 It was at this stage of the war a major reorganisation of all Allied AA units took place. The Allies had gained air supremacy in Europe, so there was a reduced  requirement for Royal Artillery AA Units.

"I stayed with the Battery until Caen fell on the 8/9 July 1944. The Royal Artillery AA Batteries were reorganised in that they lost over 30 men each to infantry regiments. After the bombing raid that finished Caen we were all in the troop HQ for breakfast. I heard a dull thud and saw steam coming out of the banking behind me. It was a 3" AP shell steaming in the wet ground. I left it there and finished my breakfast.  After the meal I was detailed along with some other gunners to leave the battery for good.

Normandy was bursting at the seams. The troops were all moving inland and we had trouble getting onto the Mulberry Harbour to return us to England." Robin Martin (2004)

"The Germans were on the run and what a welcome we got from the men, women and children. They all stood by the roadside throwing apples into our vehicles. You see it was the apple harvest time. We had a splendid air force that took a lot of work off our hands. The Germans were thoroughly beaten. We met crowds of them walking along the road with their hands up."  Sam Nevin (2004)

Mount Pincon  "This was in France, near Normandy. We were stuck there and the heavy artillery and Typhoons blasted the area until we were able to move forward." Anon (2004)

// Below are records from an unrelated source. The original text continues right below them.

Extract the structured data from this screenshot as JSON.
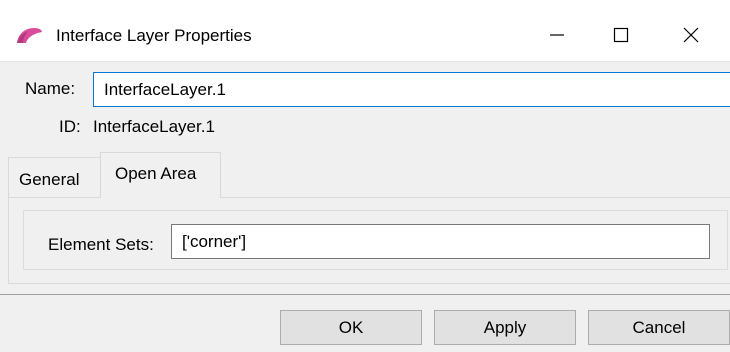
{
  "window": {
    "title": "Interface Layer Properties",
    "icons": {
      "app": "app-logo-icon",
      "minimize": "minimize-icon",
      "maximize": "maximize-icon",
      "close": "close-icon"
    }
  },
  "form": {
    "name_label": "Name:",
    "name_value": "InterfaceLayer.1",
    "id_label": "ID:",
    "id_value": "InterfaceLayer.1"
  },
  "tabs": [
    {
      "label": "General",
      "selected": false
    },
    {
      "label": "Open Area",
      "selected": true
    }
  ],
  "open_area": {
    "element_sets_label": "Element Sets:",
    "element_sets_value": "['corner']"
  },
  "buttons": {
    "ok": "OK",
    "apply": "Apply",
    "cancel": "Cancel"
  },
  "colors": {
    "app_icon": "#d94c9a",
    "focus_border": "#0078d7"
  }
}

The Falaise Gap  After Normandy and Caen, the Battery was off again, covering The Falaise Gap. Montgomery repeated the strategy of the protracted operation. The British 2nd Army fought their way out of Caen and attacked the German defences to the north of Falaise. Again the Germans committed their reserves to the defence of Falaise. This allowed the American Army to break out from the west and capture Brittany. Montgomery then tasked them to close in on the south east of the Falaise Pocket in order to trap the German army. This manoeuvre was not completed in time due to the unexplained intervention of Eisenhower. He was responsible for ordering Bradley to halt just before completion of the manoeuvre. By the time this order was reversed over 40,000 German troops were allowed to escape and retreat towards Germany. The Germans caught in the Falaise Pocket were decimated by the Allied Forces.

"When we broke out of the bridgehead at Normandy, we were surrounded by slaughter.  Driving out through to get to Falaise you were driving over everything. The bodies of men women, children, German soldiers, Friesian cows, dogs and farm horses, it was out of this world. That was a different thing to, just like Belsen. You could not grieve, we just had to break out, making for the Gap and keep going. We were sitting there, surrounded by death. Going down through the Falaise Gap.....it was slaughter. Our Typhoons had four rockets with sixty pound warheads and they took out everything in front of us. The roads and fields were just filled with dead bodies.

Somehow or other I remember sitting in the SP  with Markus Wilton driving. Now, Marcus was a sensitive soul from Portstewart. He wrote home to his wife Jean every day. He always got a letter from her at every mail drop. When we hit a bump in the road I said to Marcus, "F*** me Marcus, you just went over that Germans head". Marcus nearly lost control of the SP. But, you could not miss running over bodies, the road was blocked solid." anon (2004)

After the Falaise Gap, the Battery moved on to Argentan, Albert Canal, Champoi, Brussels and Louvaine. During this stage of the advance some personnel took over Recce Cars and operated with the Princess Irene Brigade. At this time the SP Troops  were getting in and out of all sorts of trouble at Cross Roads and Canal Crossings.

Belgium  

Tournay near Brussels. A French couple engaged to be married.

Louvaine


Introduction

The Early Years

The Move

Egypt

Western Desert

France and Belgium

Netherlands and Germany

Italy

Battery Administration

Battery Roll Call

Closing Notes

Home